The Italian-French co-production Hercules and the Captive Women (Ercole alla conquista di Atlantide) is a fairly typical example of the classic peplum - or sword & sandal - genre of the 50s and 60s. Hercules and his friend Androcles set off on a ship to save Greece from a mysterious invading force. They are shipwrecked, and Hercules finds himself on a small island where a young woman is being held captive by the evil Proteus. She is in fact the only captive woman in the movie, but I guess they thought Hercules and the Captive Woman would have been a less impressive title.
Despite his shape-shifting abilities Proteus is no match for Hercules. It turns out that the young woman is the daughter of the Queen of Atlantis, so Atlantis is the next stop on the journey. the Queen of Atlantis isn’t quite as overjoyed as one might expect to have her daughter safely returned to her. It transpires that Atlantis has some dark secrets. There’s a priest who still worships Uranus, the predecessor of Zeus, and there’s a cavern in which some of the blood of Uranus is preserved, blood with extraordinary powers.
Hercules and his pals(including his son and a dwarf named Timotheus) have the usual adventures that you expect in this sort of film. There are some reasonable action scenes, there’s a touch of romance, and there’s treachery and confusion as the evil queen exercises her diabolical powers.
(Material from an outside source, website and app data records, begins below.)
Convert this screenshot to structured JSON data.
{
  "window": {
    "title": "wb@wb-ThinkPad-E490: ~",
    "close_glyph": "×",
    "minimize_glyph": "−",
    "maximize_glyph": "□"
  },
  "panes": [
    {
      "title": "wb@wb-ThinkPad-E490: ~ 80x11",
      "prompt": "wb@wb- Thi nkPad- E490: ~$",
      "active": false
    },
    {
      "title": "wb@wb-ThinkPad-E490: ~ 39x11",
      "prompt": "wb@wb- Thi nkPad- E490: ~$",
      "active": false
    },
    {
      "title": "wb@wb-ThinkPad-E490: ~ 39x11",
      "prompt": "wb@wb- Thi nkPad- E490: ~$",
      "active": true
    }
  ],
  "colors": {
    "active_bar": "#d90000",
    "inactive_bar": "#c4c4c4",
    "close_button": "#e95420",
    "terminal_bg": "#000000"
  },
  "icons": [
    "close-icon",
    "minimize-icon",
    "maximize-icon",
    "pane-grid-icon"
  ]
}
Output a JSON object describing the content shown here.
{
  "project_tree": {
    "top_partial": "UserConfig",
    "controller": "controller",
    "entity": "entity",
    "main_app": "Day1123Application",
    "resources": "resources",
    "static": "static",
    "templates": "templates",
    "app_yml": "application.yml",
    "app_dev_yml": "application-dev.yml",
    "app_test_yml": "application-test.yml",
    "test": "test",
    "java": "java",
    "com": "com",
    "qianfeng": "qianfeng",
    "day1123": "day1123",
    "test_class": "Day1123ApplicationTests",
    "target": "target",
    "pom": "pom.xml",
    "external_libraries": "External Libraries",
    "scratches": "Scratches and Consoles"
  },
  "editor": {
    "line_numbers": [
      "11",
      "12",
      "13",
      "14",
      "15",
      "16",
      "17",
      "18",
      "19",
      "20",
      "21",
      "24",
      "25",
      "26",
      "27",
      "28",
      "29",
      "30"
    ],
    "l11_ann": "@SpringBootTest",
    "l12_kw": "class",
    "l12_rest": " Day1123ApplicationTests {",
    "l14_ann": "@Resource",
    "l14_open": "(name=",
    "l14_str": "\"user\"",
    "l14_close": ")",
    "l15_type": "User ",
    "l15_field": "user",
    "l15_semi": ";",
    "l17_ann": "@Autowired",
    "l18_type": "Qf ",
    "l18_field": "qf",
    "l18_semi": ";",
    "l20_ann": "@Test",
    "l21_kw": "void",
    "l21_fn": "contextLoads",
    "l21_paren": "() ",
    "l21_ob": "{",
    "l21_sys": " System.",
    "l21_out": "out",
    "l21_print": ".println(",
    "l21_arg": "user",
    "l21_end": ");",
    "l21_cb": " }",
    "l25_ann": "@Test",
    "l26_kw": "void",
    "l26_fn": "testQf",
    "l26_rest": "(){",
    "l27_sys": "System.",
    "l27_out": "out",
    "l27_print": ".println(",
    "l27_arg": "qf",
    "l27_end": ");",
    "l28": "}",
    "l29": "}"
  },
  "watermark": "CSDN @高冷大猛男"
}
Reg Park is a bit on the wooden side as Hercules, but that’s no great problem. There’s plenty of adventure, there’s a beautiful but evil queen, an army of inhuman super-warriors, and some reasonable (by 1960 standards) special effects. It delivers fun lightweight entertainment, which is all it ever sets out to do, and if you’re a fan of this genre or of old-fashioned adventure movies you’re unlikely to be disappointed.